Gemma: Gastric band? I shouldn't have bothered...
"My confidence has skyrocketed and now I feel I can achieve anything I put my mind to."
Start weight: 16st | Weight loss: 5st 4lb
Current weight: 10st 10lb
Height: 5' 3" | Age: 25
Studio: Westminster Park, Chester
WW Coach: Mandy Randall-Jones
Ever since I was five,
I’ve been a ‘big girl’. My parents split up around that time, and although I don’t remember much about it, Mum tells me that’s when I started to eat for comfort. The transformation from healthy little girl to very overweight teen had begun. However, it wasn’t until an embarrassing event at the age of 16 that my weight really began to affect me; what should have been a funny holiday memory became the opposite. While standing in the queue to visit Madame Tussauds in London, my boyfriend at the time pointed to a giant frame showing the Incredible Hulk, which visitors could stand in to have their photo taken. It was meant to be a bit of fun. But not for me: I was too big to fit in it. And so, shame-faced, I had to creep away.
It was two months
before my 18th birthday and, hard as it seems to believe, before then I genuinely hadn’t noticed that I was seriously overweight – or perhaps it’s more honest to say I chose not to notice. I knew I was bigger than my friends, but the way I saw it, some kids my age were even bigger, and I didn’t let my size stop me from having fun. The root problem was my unhealthy relationship with food.
After hearing some recommendations
from my friends, I joined WW, along with Mum, who wanted to learn how to change her own eating habits and cook healthier meals. We went to WW Workshops together – I don’t think I would have had the courage to go without her support. When I first stepped on the scales I was shocked: at 16st, I was almost twice the weight of other girls my age. It was the spur I needed and, for a few weeks, Mum and I both felt really positive and motivated.
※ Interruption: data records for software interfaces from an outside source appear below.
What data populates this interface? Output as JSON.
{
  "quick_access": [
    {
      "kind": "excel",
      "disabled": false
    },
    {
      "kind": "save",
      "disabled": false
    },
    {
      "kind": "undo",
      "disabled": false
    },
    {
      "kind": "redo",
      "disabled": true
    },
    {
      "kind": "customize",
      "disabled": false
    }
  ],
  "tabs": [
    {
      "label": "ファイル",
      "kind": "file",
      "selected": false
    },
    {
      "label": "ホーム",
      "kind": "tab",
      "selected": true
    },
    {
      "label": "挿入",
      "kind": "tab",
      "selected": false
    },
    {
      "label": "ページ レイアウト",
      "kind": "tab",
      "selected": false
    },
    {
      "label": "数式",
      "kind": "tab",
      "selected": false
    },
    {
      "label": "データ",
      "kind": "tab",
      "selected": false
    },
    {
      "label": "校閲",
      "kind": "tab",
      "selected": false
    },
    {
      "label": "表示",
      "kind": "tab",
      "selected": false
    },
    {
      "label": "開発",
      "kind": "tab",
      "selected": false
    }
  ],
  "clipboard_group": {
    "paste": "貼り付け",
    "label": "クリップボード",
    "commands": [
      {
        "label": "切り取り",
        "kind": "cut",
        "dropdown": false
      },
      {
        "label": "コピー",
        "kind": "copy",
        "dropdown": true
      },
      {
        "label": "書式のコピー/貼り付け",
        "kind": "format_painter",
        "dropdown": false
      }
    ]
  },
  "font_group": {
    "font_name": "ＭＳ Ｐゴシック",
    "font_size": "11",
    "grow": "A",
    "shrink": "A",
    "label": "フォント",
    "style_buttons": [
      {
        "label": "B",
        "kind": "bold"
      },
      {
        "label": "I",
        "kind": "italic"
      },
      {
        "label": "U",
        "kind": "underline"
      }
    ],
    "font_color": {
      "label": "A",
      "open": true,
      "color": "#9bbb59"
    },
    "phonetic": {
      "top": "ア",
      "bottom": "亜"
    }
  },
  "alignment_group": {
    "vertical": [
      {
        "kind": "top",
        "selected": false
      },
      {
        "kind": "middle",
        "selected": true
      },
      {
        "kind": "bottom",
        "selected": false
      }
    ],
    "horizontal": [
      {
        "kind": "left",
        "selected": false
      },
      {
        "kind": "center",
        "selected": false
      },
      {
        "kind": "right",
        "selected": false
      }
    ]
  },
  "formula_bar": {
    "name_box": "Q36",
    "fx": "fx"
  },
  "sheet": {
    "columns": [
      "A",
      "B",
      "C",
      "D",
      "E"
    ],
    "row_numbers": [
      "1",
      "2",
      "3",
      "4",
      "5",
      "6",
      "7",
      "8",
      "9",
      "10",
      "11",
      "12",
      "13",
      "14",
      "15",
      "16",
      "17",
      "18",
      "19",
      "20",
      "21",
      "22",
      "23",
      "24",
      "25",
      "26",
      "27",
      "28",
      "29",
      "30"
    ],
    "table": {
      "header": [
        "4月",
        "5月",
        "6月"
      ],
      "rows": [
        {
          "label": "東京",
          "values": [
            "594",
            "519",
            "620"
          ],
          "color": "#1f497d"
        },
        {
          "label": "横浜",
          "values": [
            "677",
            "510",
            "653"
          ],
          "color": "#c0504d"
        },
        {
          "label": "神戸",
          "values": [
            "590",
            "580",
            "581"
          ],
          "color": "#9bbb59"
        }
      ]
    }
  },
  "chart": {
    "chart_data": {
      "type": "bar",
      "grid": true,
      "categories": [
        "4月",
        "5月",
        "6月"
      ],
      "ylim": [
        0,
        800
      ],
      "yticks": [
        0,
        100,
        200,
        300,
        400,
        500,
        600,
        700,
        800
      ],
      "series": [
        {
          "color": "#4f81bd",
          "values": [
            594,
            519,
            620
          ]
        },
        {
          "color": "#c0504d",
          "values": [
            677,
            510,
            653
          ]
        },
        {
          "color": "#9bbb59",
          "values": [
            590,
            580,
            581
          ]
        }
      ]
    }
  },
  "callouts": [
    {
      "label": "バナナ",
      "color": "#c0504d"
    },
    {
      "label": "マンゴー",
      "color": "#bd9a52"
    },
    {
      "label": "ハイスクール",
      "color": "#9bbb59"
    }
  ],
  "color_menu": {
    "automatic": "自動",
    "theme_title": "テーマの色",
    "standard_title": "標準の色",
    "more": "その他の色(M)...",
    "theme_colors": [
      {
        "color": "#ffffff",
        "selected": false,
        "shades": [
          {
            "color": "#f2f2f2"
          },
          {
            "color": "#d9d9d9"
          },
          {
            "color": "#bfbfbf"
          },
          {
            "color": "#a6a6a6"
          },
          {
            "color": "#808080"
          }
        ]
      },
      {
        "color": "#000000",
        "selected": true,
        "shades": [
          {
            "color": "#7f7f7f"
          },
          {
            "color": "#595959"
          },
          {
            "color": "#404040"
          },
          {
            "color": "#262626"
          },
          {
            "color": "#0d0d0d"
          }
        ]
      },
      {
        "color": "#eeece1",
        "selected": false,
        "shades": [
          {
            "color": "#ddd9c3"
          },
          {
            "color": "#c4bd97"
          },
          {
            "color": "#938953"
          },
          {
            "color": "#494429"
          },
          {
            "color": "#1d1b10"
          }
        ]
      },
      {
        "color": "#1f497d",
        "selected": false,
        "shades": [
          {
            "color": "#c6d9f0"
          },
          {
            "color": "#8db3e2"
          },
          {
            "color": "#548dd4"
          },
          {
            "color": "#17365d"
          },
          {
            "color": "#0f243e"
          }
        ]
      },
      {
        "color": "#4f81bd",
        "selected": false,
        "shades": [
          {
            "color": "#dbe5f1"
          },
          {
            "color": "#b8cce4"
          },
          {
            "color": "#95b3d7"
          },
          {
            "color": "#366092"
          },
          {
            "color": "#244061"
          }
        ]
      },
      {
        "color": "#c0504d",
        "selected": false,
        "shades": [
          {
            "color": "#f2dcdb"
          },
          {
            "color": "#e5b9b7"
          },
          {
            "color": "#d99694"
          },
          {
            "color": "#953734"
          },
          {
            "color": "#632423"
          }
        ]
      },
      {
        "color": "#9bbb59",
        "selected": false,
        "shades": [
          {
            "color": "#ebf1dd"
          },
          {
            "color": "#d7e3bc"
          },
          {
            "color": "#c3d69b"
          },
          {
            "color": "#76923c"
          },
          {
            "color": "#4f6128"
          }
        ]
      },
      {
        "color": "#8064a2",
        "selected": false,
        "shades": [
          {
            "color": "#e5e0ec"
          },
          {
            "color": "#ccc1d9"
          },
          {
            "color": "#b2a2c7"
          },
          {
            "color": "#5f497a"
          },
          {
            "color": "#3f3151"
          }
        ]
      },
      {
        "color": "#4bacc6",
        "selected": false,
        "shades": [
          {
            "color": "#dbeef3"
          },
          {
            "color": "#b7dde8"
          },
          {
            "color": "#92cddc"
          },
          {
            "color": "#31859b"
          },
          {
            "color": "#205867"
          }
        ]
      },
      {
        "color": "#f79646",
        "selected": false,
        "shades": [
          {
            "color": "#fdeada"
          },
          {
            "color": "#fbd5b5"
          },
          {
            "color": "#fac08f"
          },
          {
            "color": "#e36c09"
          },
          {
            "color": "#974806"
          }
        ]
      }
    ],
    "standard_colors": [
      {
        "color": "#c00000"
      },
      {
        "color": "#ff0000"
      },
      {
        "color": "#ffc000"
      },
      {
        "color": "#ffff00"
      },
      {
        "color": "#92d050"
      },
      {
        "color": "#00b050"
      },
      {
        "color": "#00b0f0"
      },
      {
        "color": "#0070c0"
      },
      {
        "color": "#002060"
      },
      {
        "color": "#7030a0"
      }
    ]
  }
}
Sadly, I didn’t keep it up. While Mum learned a lot from our WW Coach and fellow WW members about how to lead a healthier lifestyle and started preparing healthier meals, I reverted to having double portions, or eating three treats instead of one, telling myself that as they were ‘healthy’, it was okay.
My motivation continued to slip,
and by the time I turned 18, I’d only lost 1st. I tried to hide it, but my size was making me feel more and more unhappy. That’s when Mum suggested gastric-band surgery. It seemed drastic, not least because once you’ve had a band fitted, you can never have it removed; all you can do is deflate the silicone so it is less restrictive. I knew it wasn’t an instant fix, but feeling so down in the dumps about my weight made me think it might give me a boost and kick-start my weight loss. Mum paid for me to have the £5000 surgery privately (I’ve paid her back now) and, while I was apprehensive about whether it would work, I felt pretty positive at first. I was told the weight would come off quite quickly and, as I was eating only mushy food for the first two weeks, I felt confident I was on my way. However, I chose to eat foods such as soft cheese, mashed potato and melt-in-the-mouth chocolate – habits I continued even after I was given the all clear to start eating regular foods.
So, a year after the band
was fitted, I’d only lost 1st. That was probably my lowest point – all that money spent and all that hope I’d had, yet there was so little progress made. I still felt fat and self-conscious. So, two years after I’d first joined, I returned to WW. It was the start of a predictable pattern: I’d go to Workshops for a while, lose some weight then, buoyed by my success, convince myself I could do it on my own. My good intentions never lasted long though; the ‘one-off’ treat I told myself would do no harm would quickly spiral into me sneaking chocolate into my room when I thought Mum wasn’t looking. The pattern only really began to change last year, when I decided to move in with my then boyfriend. It was the catalyst for a change of mindset: I felt like a proper grown-up at last – one who needed to confront her unhealthy relationship with food. That’s when I started to take my weight loss seriously. I realised it wasn’t just about losing weight to look better; it was about taking charge of my nutritional needs, so that I would have a much healthier, happier future ahead of me. I realised that a lot of the time I ate mindlessly. These days, I try to think before I eat – so instead of mindlessly snacking on a chocolate bar, I’ll have some celery with low-fat houmous.
It’s been a long journey
to get to this point, with lots of bumps along the way. However, with just over a stone to lose to get to goal, I’ve never felt more positive about the future. My confidence has skyrocketed and now I feel I can achieve anything I put my mind to. My mum, sister and friends are all so proud of me too, which makes me feel great. I only wish I could go back to my 18-year-old self and tell her she doesn’t need that gastric band after all.